(Dataset rows for apps and sites)
::::::::
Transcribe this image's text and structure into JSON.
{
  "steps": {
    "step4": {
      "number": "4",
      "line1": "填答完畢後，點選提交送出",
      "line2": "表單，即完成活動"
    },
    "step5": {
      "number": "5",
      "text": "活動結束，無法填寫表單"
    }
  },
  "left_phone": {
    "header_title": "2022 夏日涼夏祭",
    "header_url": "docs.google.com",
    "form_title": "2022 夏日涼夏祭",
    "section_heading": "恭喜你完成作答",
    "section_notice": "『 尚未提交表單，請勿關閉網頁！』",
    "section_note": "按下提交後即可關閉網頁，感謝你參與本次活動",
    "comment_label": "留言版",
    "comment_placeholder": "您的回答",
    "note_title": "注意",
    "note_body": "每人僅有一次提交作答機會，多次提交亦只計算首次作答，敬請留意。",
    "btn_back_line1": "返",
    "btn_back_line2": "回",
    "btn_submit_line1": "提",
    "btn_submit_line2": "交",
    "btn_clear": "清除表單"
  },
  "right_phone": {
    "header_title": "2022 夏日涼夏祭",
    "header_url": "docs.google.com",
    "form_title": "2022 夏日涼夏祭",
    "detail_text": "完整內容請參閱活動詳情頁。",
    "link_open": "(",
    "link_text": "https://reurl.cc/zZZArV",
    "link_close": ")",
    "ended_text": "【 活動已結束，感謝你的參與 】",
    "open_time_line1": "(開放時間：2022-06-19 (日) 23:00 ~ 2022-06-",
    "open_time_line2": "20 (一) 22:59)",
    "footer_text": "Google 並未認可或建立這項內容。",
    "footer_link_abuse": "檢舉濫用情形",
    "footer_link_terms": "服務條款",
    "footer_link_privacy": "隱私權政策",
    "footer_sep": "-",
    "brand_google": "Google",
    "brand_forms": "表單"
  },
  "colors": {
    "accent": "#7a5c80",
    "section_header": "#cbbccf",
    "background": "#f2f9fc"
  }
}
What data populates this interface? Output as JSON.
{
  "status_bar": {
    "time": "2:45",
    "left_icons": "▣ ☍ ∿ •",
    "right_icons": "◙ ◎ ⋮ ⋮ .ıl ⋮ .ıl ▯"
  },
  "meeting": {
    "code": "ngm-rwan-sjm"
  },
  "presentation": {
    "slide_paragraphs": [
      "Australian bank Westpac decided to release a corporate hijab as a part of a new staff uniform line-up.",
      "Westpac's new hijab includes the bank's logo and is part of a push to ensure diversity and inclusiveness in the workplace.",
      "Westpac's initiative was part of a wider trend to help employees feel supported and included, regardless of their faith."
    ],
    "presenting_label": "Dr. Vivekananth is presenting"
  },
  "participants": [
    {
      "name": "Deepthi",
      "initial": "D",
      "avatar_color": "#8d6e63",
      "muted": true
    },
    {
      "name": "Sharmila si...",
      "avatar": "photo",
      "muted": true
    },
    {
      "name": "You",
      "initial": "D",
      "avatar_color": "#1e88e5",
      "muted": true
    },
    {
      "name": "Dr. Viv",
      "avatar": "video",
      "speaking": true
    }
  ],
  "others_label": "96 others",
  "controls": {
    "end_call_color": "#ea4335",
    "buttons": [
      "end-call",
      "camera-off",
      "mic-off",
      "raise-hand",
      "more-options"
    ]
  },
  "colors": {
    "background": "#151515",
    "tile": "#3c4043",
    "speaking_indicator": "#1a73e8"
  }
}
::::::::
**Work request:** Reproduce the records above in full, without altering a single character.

**Response below:**
Transcribe this image's text and structure into JSON.
{
  "steps": {
    "step4": {
      "number": "4",
      "line1": "填答完畢後，點選提交送出",
      "line2": "表單，即完成活動"
    },
    "step5": {
      "number": "5",
      "text": "活動結束，無法填寫表單"
    }
  },
  "left_phone": {
    "header_title": "2022 夏日涼夏祭",
    "header_url": "docs.google.com",
    "form_title": "2022 夏日涼夏祭",
    "section_heading": "恭喜你完成作答",
    "section_notice": "『 尚未提交表單，請勿關閉網頁！』",
    "section_note": "按下提交後即可關閉網頁，感謝你參與本次活動",
    "comment_label": "留言版",
    "comment_placeholder": "您的回答",
    "note_title": "注意",
    "note_body": "每人僅有一次提交作答機會，多次提交亦只計算首次作答，敬請留意。",
    "btn_back_line1": "返",
    "btn_back_line2": "回",
    "btn_submit_line1": "提",
    "btn_submit_line2": "交",
    "btn_clear": "清除表單"
  },
  "right_phone": {
    "header_title": "2022 夏日涼夏祭",
    "header_url": "docs.google.com",
    "form_title": "2022 夏日涼夏祭",
    "detail_text": "完整內容請參閱活動詳情頁。",
    "link_open": "(",
    "link_text": "https://reurl.cc/zZZArV",
    "link_close": ")",
    "ended_text": "【 活動已結束，感謝你的參與 】",
    "open_time_line1": "(開放時間：2022-06-19 (日) 23:00 ~ 2022-06-",
    "open_time_line2": "20 (一) 22:59)",
    "footer_text": "Google 並未認可或建立這項內容。",
    "footer_link_abuse": "檢舉濫用情形",
    "footer_link_terms": "服務條款",
    "footer_link_privacy": "隱私權政策",
    "footer_sep": "-",
    "brand_google": "Google",
    "brand_forms": "表單"
  },
  "colors": {
    "accent": "#7a5c80",
    "section_header": "#cbbccf",
    "background": "#f2f9fc"
  }
}
What data populates this interface? Output as JSON.
{
  "status_bar": {
    "time": "2:45",
    "left_icons": "▣ ☍ ∿ •",
    "right_icons": "◙ ◎ ⋮ ⋮ .ıl ⋮ .ıl ▯"
  },
  "meeting": {
    "code": "ngm-rwan-sjm"
  },
  "presentation": {
    "slide_paragraphs": [
      "Australian bank Westpac decided to release a corporate hijab as a part of a new staff uniform line-up.",
      "Westpac's new hijab includes the bank's logo and is part of a push to ensure diversity and inclusiveness in the workplace.",
      "Westpac's initiative was part of a wider trend to help employees feel supported and included, regardless of their faith."
    ],
    "presenting_label": "Dr. Vivekananth is presenting"
  },
  "participants": [
    {
      "name": "Deepthi",
      "initial": "D",
      "avatar_color": "#8d6e63",
      "muted": true
    },
    {
      "name": "Sharmila si...",
      "avatar": "photo",
      "muted": true
    },
    {
      "name": "You",
      "initial": "D",
      "avatar_color": "#1e88e5",
      "muted": true
    },
    {
      "name": "Dr. Viv",
      "avatar": "video",
      "speaking": true
    }
  ],
  "others_label": "96 others",
  "controls": {
    "end_call_color": "#ea4335",
    "buttons": [
      "end-call",
      "camera-off",
      "mic-off",
      "raise-hand",
      "more-options"
    ]
  },
  "colors": {
    "background": "#151515",
    "tile": "#3c4043",
    "speaking_indicator": "#1a73e8"
  }
}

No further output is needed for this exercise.